§ **ASSIGNMENT**
Give back every entry in full, exactly as it reads.

(Element data from apps and pages)
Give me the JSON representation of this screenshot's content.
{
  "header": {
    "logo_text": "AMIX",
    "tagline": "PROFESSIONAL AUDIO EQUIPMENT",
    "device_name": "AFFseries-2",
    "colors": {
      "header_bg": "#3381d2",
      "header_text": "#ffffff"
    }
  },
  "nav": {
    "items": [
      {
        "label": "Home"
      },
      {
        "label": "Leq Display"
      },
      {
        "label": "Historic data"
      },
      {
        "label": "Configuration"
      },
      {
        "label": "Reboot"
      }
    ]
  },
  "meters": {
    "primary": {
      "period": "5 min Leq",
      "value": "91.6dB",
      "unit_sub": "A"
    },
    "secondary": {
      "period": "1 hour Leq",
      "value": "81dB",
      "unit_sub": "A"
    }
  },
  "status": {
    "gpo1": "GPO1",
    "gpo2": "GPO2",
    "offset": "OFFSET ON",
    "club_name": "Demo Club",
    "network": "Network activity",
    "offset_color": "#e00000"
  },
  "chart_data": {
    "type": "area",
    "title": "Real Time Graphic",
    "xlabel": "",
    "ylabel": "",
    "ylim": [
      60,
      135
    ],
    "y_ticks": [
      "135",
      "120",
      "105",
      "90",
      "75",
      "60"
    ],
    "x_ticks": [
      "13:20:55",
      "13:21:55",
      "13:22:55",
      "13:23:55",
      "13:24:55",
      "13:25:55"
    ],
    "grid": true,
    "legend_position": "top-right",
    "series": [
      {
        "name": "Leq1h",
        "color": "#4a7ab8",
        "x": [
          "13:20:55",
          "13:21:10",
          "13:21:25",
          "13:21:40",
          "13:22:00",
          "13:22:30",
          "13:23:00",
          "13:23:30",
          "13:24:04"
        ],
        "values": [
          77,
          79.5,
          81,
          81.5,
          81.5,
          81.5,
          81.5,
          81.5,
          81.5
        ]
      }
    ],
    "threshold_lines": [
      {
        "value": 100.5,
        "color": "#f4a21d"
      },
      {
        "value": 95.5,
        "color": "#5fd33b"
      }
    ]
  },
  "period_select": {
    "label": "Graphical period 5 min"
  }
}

§ **TASK RESPONSE**
Give me the JSON representation of this screenshot's content.
{
  "header": {
    "logo_text": "AMIX",
    "tagline": "PROFESSIONAL AUDIO EQUIPMENT",
    "device_name": "AFFseries-2",
    "colors": {
      "header_bg": "#3381d2",
      "header_text": "#ffffff"
    }
  },
  "nav": {
    "items": [
      {
        "label": "Home"
      },
      {
        "label": "Leq Display"
      },
      {
        "label": "Historic data"
      },
      {
        "label": "Configuration"
      },
      {
        "label": "Reboot"
      }
    ]
  },
  "meters": {
    "primary": {
      "period": "5 min Leq",
      "value": "91.6dB",
      "unit_sub": "A"
    },
    "secondary": {
      "period": "1 hour Leq",
      "value": "81dB",
      "unit_sub": "A"
    }
  },
  "status": {
    "gpo1": "GPO1",
    "gpo2": "GPO2",
    "offset": "OFFSET ON",
    "club_name": "Demo Club",
    "network": "Network activity",
    "offset_color": "#e00000"
  },
  "chart_data": {
    "type": "area",
    "title": "Real Time Graphic",
    "xlabel": "",
    "ylabel": "",
    "ylim": [
      60,
      135
    ],
    "y_ticks": [
      "135",
      "120",
      "105",
      "90",
      "75",
      "60"
    ],
    "x_ticks": [
      "13:20:55",
      "13:21:55",
      "13:22:55",
      "13:23:55",
      "13:24:55",
      "13:25:55"
    ],
    "grid": true,
    "legend_position": "top-right",
    "series": [
      {
        "name": "Leq1h",
        "color": "#4a7ab8",
        "x": [
          "13:20:55",
          "13:21:10",
          "13:21:25",
          "13:21:40",
          "13:22:00",
          "13:22:30",
          "13:23:00",
          "13:23:30",
          "13:24:04"
        ],
        "values": [
          77,
          79.5,
          81,
          81.5,
          81.5,
          81.5,
          81.5,
          81.5,
          81.5
        ]
      }
    ],
    "threshold_lines": [
      {
        "value": 100.5,
        "color": "#f4a21d"
      },
      {
        "value": 95.5,
        "color": "#5fd33b"
      }
    ]
  },
  "period_select": {
    "label": "Graphical period 5 min"
  }
}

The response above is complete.